|International Classification||A61N1/05, B65D75/14, B65D85/00, B65D73/00, A61B17/06, A61B19/02, B65D65/06, B65D85/677|
|Cooperative Classification||A61B2017/06057, B65D85/677, B65D65/06, A61B2017/06152, A61B17/06138, A61B2017/06142, A61B2017/06147, A61N1/0587, A61B2019/024, B65D75/14|
|European Classification||B65D65/06, A61B17/06P4F, B65D75/14, A61N1/05P, B65D85/677|
|Jun 15, 1994||AS||Assignment|
Owner name: ETHICON, INC., NEW JERSEY
Free format text: ASSIGNMENT OF ASSIGNORS INTEREST;ASSIGNOR:ROSHDY, CONSTANCE;REEL/FRAME:007049/0343
Effective date: 19940614
|Nov 19, 1998||FPAY||Fee payment|
Year of fee payment: 4

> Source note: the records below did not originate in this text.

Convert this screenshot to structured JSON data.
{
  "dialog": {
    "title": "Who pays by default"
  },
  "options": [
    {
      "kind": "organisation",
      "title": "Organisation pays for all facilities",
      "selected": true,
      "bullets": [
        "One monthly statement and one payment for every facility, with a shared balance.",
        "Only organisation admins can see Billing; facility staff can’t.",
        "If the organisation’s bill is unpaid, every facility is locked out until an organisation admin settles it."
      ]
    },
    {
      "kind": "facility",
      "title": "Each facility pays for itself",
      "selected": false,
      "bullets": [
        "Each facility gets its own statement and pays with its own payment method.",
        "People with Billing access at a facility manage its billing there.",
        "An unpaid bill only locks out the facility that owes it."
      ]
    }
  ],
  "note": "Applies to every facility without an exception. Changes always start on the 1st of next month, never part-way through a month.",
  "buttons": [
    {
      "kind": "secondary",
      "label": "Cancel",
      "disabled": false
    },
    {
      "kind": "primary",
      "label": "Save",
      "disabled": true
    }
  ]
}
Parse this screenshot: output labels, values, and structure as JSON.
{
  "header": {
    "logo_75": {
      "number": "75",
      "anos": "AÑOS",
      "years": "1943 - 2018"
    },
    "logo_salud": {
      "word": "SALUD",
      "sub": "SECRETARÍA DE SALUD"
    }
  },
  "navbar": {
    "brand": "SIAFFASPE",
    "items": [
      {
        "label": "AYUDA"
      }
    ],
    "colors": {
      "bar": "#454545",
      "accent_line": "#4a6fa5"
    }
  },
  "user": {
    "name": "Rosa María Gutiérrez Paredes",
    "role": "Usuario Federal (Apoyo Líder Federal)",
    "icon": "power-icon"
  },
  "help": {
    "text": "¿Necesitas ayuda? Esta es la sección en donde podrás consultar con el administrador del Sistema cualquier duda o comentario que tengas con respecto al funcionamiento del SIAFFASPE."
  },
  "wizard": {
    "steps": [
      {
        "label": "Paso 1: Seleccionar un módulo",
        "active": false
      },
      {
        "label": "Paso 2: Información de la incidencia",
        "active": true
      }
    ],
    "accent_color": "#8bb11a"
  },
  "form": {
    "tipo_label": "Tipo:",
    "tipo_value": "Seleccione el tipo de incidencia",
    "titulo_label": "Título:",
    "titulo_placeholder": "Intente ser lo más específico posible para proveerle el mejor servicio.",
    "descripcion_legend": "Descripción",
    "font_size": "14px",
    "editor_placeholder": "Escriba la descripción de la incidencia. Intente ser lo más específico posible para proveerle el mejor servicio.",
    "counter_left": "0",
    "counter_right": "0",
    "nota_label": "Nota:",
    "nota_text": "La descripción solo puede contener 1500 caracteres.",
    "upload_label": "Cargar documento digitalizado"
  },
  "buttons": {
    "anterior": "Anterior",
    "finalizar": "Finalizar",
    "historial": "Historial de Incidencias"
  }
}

|Nov 18, 2002||FPAY||Fee payment|
Year of fee payment: 8
|Nov 20, 2006||FPAY||Fee payment|
Year of fee payment: 12